WORK INSTRUCTIONS: I need every line of the material below that includes the string "this".

LISTED RECORDS:
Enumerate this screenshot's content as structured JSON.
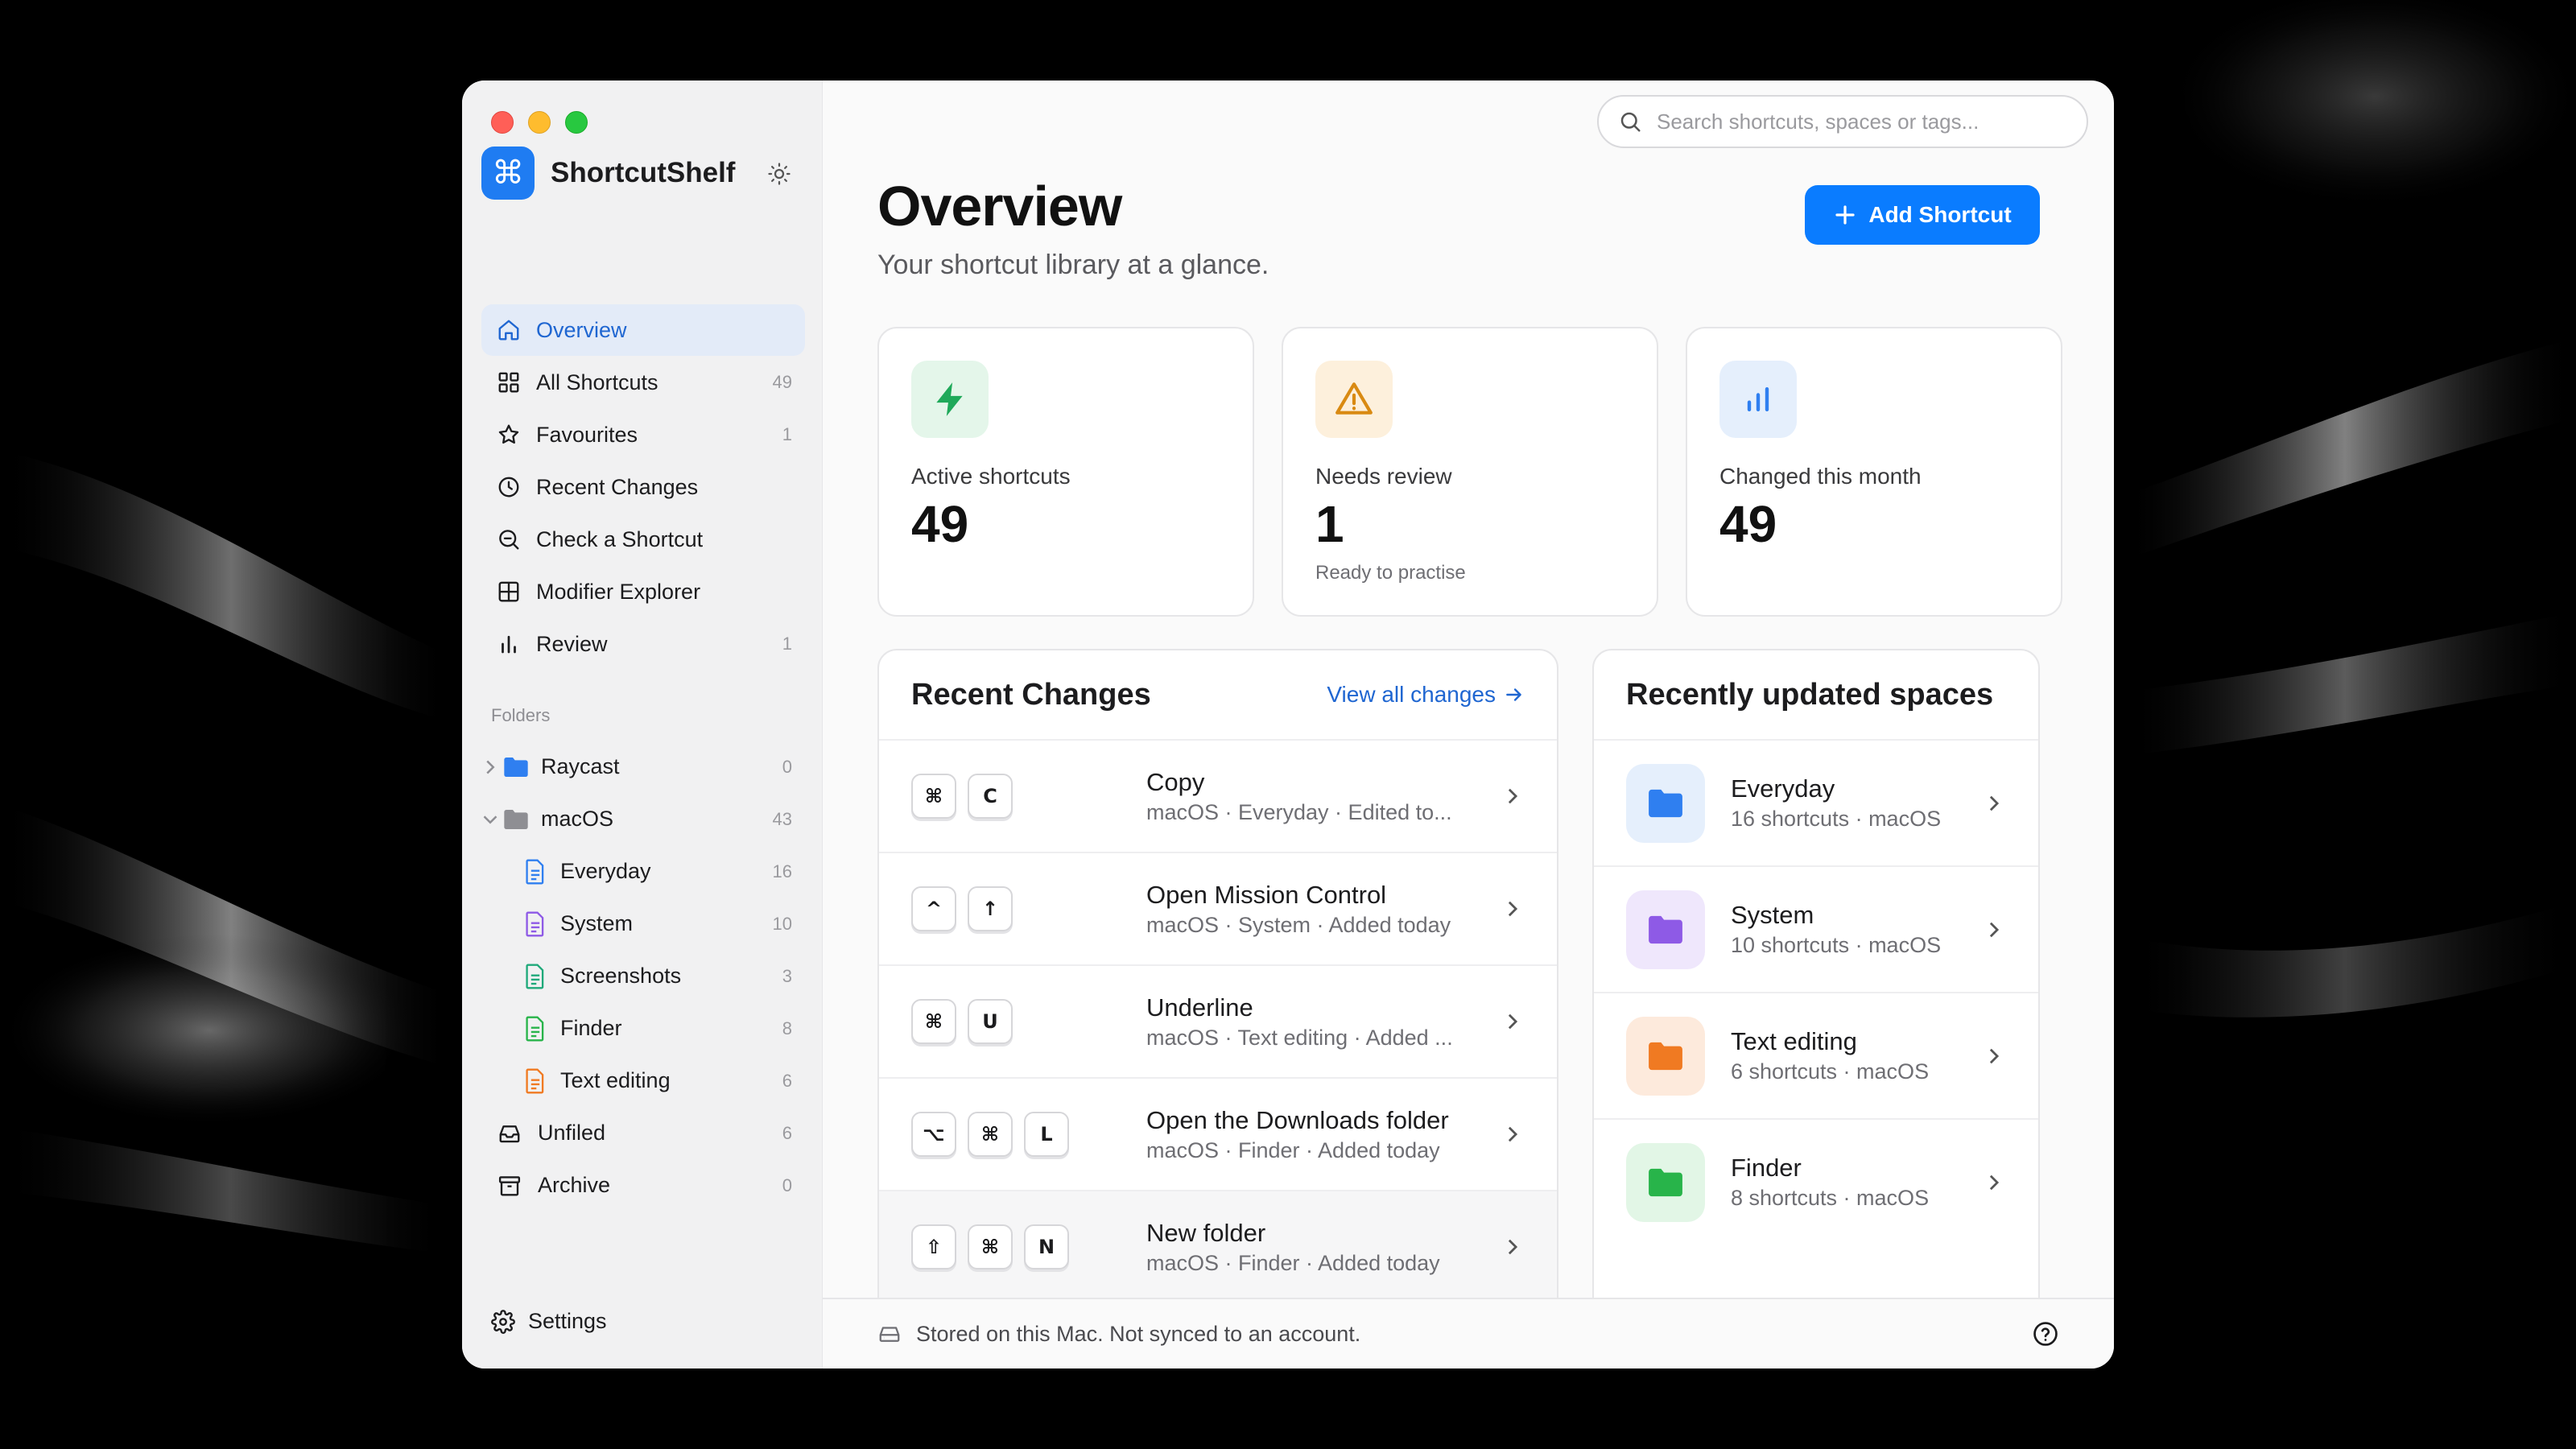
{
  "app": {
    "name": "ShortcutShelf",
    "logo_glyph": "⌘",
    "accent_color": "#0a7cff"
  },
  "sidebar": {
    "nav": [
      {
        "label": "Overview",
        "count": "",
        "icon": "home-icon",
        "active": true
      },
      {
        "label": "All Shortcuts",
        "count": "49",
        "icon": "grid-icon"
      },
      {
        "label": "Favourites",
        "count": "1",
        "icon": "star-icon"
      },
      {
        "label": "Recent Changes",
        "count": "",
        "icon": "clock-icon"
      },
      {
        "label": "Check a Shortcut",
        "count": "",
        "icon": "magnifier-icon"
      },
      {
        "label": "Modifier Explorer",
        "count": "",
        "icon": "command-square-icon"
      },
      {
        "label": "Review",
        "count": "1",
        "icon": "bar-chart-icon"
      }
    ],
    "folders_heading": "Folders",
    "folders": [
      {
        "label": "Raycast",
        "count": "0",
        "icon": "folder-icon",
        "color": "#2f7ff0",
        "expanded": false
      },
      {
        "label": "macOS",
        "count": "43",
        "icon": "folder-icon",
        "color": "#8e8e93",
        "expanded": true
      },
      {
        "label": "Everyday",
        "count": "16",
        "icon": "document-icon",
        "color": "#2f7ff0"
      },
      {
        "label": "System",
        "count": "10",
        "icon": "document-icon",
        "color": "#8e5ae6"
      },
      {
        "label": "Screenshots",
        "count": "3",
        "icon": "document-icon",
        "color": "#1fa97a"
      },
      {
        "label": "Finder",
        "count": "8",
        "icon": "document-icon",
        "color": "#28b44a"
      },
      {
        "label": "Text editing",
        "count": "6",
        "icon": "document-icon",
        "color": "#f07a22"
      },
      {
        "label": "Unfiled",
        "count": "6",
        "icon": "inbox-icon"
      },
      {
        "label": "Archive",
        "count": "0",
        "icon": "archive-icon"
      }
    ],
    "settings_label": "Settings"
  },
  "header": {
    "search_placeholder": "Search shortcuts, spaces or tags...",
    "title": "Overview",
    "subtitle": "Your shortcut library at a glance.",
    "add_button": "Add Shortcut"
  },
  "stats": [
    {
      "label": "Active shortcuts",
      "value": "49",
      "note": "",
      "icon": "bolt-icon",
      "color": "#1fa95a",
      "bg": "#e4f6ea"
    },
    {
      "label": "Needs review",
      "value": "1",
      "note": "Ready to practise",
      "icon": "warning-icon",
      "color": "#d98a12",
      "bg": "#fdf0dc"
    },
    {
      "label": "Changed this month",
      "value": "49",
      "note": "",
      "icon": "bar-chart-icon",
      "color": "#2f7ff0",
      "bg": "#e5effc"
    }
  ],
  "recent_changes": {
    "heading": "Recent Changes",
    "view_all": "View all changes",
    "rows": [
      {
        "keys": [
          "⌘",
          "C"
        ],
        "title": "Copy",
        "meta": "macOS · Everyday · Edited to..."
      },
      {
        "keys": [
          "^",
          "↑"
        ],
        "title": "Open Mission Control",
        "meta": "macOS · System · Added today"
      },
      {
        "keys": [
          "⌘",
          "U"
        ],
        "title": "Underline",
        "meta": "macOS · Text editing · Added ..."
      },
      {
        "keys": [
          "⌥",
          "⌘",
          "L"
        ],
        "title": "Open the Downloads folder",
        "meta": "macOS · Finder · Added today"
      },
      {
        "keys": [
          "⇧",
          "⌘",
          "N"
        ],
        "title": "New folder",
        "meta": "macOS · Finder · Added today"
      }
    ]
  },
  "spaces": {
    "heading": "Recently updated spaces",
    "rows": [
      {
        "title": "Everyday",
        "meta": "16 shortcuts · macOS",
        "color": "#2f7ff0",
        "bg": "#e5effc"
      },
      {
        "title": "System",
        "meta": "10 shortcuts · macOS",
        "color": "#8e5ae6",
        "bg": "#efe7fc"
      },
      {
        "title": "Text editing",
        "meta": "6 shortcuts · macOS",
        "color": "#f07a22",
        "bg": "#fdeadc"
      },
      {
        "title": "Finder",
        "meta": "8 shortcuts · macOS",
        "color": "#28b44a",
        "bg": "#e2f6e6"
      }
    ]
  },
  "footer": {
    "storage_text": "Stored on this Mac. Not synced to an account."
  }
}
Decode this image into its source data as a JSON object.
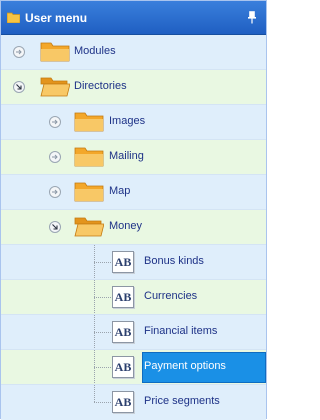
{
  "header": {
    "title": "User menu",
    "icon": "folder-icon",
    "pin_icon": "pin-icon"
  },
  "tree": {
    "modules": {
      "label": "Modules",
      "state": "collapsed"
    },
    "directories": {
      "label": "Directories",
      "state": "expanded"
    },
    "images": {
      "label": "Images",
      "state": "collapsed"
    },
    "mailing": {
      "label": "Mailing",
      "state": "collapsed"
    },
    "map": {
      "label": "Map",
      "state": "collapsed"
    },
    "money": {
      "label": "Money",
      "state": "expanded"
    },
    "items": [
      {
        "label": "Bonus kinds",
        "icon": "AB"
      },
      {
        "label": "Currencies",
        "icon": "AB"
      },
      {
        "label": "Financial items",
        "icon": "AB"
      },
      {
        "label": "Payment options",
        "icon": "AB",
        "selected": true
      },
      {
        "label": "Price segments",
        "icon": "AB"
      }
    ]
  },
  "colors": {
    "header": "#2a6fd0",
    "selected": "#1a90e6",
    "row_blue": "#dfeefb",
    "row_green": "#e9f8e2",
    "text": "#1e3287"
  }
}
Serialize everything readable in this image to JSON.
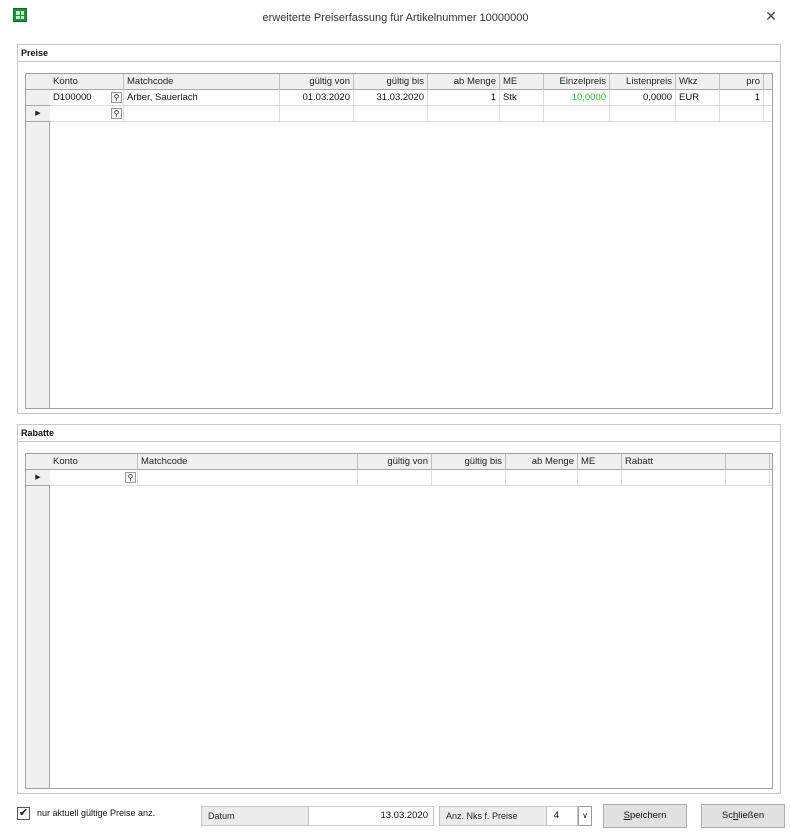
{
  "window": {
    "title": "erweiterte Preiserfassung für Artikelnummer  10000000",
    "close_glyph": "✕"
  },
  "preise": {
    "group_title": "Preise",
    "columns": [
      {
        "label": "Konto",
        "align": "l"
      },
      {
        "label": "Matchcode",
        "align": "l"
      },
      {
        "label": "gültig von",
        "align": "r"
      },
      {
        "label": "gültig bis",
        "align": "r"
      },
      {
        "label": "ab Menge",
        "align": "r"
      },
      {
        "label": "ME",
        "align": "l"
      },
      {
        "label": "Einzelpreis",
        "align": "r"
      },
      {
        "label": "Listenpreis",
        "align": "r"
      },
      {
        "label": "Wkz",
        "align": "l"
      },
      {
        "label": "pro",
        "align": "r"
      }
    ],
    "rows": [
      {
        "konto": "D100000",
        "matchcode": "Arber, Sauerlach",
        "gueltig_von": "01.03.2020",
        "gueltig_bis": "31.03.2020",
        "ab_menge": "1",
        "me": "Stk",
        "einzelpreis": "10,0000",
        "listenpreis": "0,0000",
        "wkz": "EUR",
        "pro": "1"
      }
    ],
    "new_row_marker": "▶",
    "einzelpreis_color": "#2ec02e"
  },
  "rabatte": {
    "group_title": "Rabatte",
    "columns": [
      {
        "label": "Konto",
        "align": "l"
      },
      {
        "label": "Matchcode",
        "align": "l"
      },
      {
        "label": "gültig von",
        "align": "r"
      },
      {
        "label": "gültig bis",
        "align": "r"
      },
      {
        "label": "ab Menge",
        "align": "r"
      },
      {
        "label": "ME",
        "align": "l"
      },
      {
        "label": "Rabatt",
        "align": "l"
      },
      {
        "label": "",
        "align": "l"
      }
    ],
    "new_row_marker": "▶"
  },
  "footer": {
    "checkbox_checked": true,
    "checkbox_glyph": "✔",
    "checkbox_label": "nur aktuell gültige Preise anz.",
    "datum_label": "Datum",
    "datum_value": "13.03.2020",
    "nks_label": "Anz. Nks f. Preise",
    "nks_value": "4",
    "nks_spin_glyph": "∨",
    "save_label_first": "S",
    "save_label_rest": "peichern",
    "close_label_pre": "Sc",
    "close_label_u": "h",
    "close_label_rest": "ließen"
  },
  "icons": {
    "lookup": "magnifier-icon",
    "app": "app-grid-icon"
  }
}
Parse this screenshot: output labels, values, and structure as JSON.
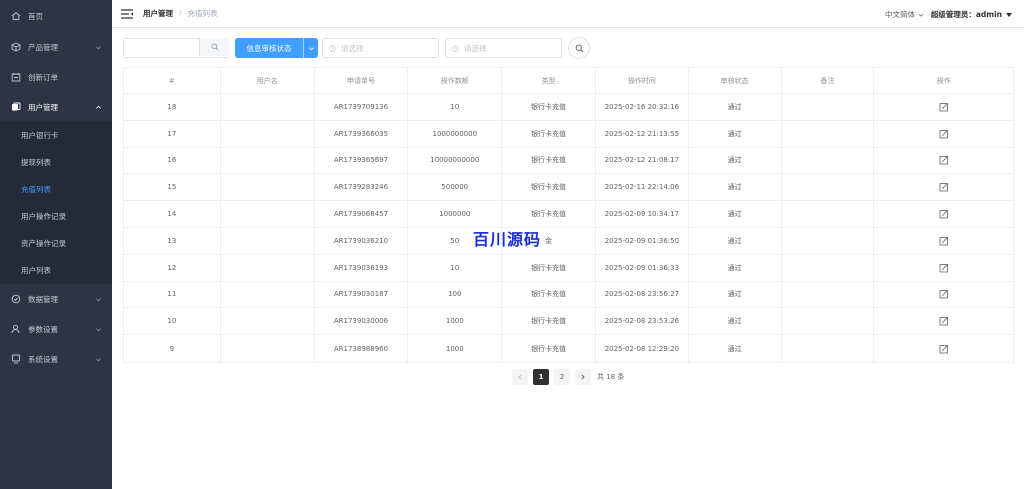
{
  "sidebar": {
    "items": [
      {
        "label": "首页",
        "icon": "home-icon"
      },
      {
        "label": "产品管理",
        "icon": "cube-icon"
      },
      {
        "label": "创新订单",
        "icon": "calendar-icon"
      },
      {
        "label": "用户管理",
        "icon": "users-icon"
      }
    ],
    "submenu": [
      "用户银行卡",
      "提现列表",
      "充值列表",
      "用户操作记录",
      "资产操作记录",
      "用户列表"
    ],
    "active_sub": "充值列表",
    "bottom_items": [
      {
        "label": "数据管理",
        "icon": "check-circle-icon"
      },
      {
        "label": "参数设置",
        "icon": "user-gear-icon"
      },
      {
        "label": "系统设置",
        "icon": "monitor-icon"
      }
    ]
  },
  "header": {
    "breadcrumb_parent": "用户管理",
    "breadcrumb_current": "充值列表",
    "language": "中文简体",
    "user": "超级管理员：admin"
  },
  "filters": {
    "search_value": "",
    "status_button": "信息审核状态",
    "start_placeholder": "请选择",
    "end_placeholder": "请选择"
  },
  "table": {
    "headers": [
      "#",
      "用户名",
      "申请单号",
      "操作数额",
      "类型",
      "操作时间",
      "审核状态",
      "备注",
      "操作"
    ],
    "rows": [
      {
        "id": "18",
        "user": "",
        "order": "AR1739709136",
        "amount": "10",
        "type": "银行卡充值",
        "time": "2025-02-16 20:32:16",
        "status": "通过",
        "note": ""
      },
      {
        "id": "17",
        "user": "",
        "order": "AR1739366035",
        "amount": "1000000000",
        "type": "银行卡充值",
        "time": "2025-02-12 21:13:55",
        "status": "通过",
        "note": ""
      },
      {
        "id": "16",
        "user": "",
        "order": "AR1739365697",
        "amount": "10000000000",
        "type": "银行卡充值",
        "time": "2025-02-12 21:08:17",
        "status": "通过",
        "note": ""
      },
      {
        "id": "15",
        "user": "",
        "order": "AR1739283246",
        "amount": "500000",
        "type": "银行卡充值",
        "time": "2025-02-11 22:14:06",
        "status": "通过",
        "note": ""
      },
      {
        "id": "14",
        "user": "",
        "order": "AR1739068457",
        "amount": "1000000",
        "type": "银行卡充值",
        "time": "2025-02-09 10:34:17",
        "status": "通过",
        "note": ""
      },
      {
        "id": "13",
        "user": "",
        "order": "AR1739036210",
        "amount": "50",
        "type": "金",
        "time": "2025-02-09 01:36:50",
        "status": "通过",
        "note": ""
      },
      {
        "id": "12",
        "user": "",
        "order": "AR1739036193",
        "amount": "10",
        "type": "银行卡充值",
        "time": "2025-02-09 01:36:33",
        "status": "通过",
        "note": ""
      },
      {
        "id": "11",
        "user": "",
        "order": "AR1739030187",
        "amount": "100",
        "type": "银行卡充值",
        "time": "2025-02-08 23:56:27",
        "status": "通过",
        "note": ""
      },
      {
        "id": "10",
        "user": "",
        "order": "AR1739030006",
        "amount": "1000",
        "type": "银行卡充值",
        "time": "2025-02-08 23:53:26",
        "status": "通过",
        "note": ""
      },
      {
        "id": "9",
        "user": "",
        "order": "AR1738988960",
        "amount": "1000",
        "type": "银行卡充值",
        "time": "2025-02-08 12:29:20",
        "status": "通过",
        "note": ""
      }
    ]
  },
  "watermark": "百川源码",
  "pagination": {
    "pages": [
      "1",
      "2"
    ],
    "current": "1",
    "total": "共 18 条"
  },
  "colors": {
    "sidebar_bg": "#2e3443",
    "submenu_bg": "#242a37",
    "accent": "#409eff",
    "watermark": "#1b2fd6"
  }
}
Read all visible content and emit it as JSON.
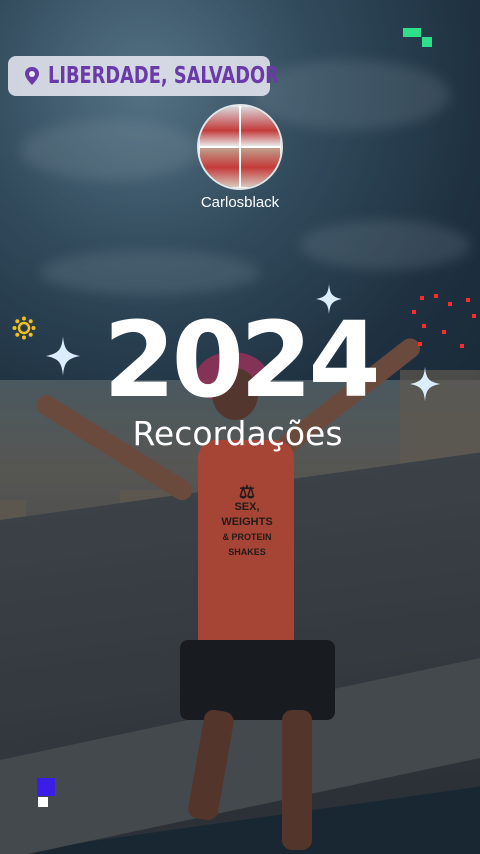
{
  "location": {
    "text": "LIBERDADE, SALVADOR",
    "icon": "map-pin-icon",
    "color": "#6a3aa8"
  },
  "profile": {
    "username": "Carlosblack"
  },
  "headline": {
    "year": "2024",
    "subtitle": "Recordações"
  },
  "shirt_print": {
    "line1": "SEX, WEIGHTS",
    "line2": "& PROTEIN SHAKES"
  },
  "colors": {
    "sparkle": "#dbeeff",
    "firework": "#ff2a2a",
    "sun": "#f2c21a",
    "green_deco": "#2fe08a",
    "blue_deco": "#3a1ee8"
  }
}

OUTPUT OF THE EXERCISE:
Enumerate this screenshot's content as structured JSON.
      "label": "Changed this month",
    "storage_text": "Stored on this Mac. Not synced to an account."
Decode this image into its source data as a JSON object.
Serialize everything readable in this image to JSON.
Parse this screenshot: output labels, values, and structure as JSON.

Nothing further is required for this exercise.